“A towel, The Hitchhiker’s Guide to the Galaxy says, is about the most massively useful thing an interstellar hitchhiker can have. Partly it has great practical value.

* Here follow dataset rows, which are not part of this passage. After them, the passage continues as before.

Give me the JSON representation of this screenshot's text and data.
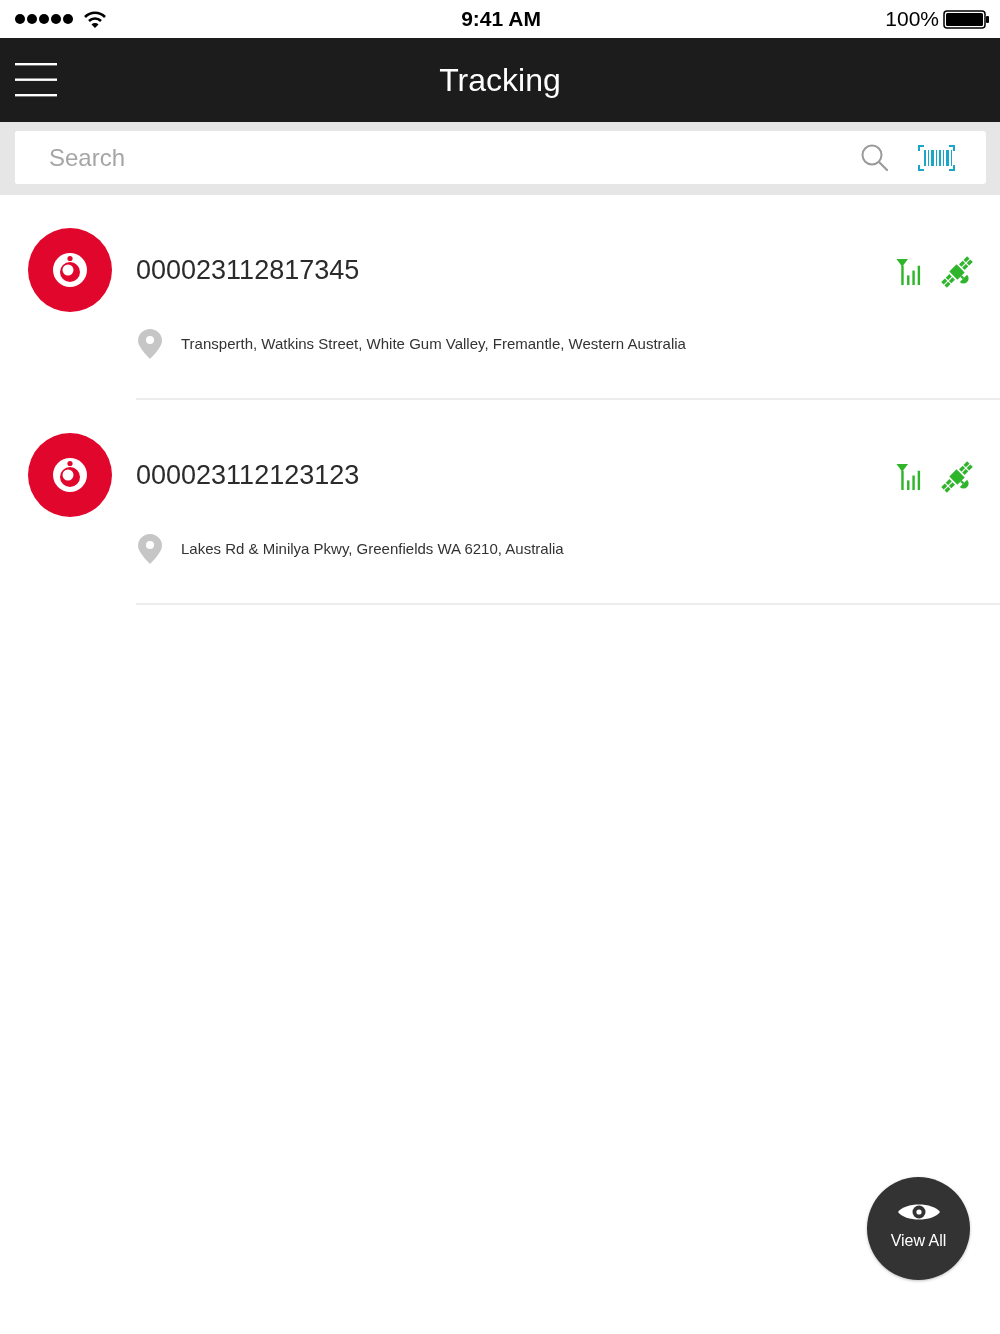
{
  "status_bar": {
    "time": "9:41 AM",
    "battery": "100%"
  },
  "nav_bar": {
    "title": "Tracking"
  },
  "search": {
    "placeholder": "Search"
  },
  "devices": [
    {
      "id": "000023112817345",
      "address": "Transperth, Watkins Street, White Gum Valley, Fremantle, Western Australia"
    },
    {
      "id": "000023112123123",
      "address": "Lakes Rd & Minilya Pkwy, Greenfields WA 6210, Australia"
    }
  ],
  "fab": {
    "label": "View All"
  }
}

You can wrap it around you for warmth as you bound across the cold moons of Jaglan Beta; you can lie on it on the brilliant marble-sanded beaches of Santraginus V, inhaling the heady sea vapors; you can sleep under it beneath the stars which shine so redly on the desert world of Kakrafoon; use it to sail a miniraft down the slow heavy River Moth; wet it for use in hand-to-hand-combat; wrap it round your head to ward off noxious fumes or avoid the gaze of the Ravenous Bugblatter Beast of Traal (such a mind-boggingly stupid animal, it assumes that if you can’t see it, it can’t see you); you can wave your towel in emergencies as a distress signal, and of course dry yourself off with it if it still seems to be clean enough.” — Douglas Adams, The Hitchhiker’s Guide to the Galaxy
In honor of Douglas Adams’ contributions to the world (not just with his Hitchhiker’s Guide to the Galaxy series, but with projects from writing for Doctor Who to collaborating with Monty Python to wildlife conservation to naming a Pink Floyd album and beyond), we celebrate Towel Day every May 25th. But while we’re at it, why don’t we have a Towel Week? Seems perfectly reasonable. Happy Towel Week, everyone!
Here’s an interesting conversation between Douglas Adams and a dark-haired Michio Kaku in 1990 about the answer to the ultimate question of life, the universe, and everything.